| Work instructions |
Below are lines of data; count those that contain "commissions" and give the total alone.

| Records from a data source |
========================
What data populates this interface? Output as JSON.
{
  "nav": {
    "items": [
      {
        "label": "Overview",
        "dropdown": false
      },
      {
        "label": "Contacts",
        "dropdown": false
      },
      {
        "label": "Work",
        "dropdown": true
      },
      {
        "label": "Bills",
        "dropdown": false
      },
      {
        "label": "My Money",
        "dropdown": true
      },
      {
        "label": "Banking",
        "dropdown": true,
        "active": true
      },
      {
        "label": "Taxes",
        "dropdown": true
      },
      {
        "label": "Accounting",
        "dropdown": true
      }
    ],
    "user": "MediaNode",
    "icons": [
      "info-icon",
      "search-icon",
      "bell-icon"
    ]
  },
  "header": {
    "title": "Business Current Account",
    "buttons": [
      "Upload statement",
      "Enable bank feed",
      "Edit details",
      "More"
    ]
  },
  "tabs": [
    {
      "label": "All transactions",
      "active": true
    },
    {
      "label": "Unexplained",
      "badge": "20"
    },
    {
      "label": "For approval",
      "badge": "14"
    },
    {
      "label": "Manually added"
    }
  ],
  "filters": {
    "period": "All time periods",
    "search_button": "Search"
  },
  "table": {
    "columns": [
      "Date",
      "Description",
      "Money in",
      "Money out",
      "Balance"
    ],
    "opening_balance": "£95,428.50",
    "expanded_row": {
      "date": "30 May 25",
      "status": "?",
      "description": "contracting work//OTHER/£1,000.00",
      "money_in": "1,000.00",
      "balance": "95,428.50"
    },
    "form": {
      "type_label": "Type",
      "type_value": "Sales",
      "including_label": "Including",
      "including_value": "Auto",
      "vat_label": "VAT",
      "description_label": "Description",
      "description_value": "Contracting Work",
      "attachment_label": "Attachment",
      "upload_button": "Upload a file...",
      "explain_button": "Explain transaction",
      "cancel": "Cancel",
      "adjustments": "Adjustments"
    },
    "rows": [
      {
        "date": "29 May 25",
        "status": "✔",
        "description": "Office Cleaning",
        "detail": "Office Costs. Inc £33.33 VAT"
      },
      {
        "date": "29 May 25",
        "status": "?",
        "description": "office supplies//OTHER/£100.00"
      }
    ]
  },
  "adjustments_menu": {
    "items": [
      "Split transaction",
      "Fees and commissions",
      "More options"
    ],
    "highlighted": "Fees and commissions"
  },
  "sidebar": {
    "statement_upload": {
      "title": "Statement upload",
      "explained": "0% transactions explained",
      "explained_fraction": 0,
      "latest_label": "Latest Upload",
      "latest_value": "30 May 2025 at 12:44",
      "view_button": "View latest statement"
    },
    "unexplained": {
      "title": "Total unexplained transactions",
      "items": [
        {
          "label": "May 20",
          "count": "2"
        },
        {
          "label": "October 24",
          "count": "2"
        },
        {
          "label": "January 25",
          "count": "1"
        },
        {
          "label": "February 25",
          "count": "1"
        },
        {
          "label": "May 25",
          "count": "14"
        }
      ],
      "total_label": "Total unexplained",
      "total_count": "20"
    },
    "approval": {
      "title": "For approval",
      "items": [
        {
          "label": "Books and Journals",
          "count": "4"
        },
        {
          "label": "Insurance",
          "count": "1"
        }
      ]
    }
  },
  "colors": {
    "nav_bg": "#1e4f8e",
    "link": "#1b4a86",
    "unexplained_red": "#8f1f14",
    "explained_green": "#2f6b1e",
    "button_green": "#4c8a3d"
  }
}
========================
| Task solution |
2